  • Cooke forced to take initiative after crash at road Worlds

    Nicole Cooke (SC MCipollini Giordana) fights her bike on the steep section of "Hankaberg"
    Article published:
    September 24, 2011, 19:34 BST
    Sam Dansie

    Incident disrupted British Team's lead-out

    Team Great Britain's carefully planned lead-out train for an in-form Lizzie Armitstead unravelled just 1,500m from the finish in the elite women's road race at the UCI Road World Championships, following a crash which unhitched the young sprinter from wheels of her teammates.

    Speaking after the women's elite road race, fourth-placed Nicole Cooke, who initially was on lead out duties, said that when she realised Armistead wasn't going to make back after the crash 1.5km from the line, she readied herself to go for the win.

    "Over the top of the hill, I didn't do any attacking because we wanted it to come to a bunch sprint," she said at the finish in Rudersdal, north of Copenhagen.

    "Lizzie was going to call the shots. The team got her up to the front in position, I arrived a bit later and was ready for her, but she never came because she got caught behind that crash, so I had to ride for myself.

    "I heard the crash and you keep looking - you know she's got the team supporting her to get her to me, so it should be doable. She wasn't there, so I then had to do the sprint for myself."

    Armitstead finished in seventh place with the same time as the jubilant winner, Italian Giorgia Bronzini who successfully defended the world title she won in 2010.

    The 28-year-old Cooke, who won the world road race title in Varese in 2008, said she was positioned well for the final sprint and was feeling good until Vos and the subsequently herself, were boxed in by an accelerating Bronzini and Germany's Ina-Yoko Teutenberg.

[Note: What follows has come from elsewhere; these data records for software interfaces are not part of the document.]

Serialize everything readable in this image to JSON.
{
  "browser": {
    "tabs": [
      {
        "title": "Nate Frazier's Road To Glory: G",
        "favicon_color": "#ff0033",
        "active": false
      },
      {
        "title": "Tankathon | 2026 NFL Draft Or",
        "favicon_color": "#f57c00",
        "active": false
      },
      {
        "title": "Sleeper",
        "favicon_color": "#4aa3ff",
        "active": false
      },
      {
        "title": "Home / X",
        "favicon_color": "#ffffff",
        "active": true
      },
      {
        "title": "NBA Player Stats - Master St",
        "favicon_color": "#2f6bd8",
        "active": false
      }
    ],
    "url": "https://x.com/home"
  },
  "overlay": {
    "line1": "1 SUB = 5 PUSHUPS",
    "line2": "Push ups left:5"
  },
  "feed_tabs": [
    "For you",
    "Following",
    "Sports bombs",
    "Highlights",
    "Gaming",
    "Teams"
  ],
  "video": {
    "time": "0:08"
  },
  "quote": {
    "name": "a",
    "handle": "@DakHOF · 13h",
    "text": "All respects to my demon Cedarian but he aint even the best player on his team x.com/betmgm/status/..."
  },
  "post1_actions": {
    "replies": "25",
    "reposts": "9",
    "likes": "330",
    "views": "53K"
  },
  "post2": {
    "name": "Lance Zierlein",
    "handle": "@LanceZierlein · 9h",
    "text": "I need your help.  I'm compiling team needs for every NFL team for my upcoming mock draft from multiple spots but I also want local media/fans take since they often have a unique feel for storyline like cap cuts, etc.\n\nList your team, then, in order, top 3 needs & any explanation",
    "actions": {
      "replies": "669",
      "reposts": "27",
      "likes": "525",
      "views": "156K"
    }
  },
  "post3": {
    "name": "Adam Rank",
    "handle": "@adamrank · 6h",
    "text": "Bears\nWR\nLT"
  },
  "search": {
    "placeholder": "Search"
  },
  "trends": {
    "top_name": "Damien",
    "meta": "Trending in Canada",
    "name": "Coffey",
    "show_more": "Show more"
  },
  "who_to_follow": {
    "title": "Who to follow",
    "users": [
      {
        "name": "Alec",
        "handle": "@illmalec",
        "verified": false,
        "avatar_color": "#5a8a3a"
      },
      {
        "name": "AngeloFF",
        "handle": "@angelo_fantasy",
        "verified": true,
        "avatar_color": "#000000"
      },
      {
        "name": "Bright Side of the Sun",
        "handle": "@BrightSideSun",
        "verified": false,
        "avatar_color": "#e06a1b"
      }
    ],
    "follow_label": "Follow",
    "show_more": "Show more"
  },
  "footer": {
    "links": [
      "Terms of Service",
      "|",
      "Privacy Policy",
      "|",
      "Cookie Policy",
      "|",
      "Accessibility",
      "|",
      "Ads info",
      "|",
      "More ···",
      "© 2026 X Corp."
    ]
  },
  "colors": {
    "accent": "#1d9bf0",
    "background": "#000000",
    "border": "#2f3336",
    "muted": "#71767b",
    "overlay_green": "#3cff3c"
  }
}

    "Vos was able to reaccelerate - I did too - but neither of us got what we wanted," said Cooke at the finish. Last year Cooke, who rides for the Italian trade team...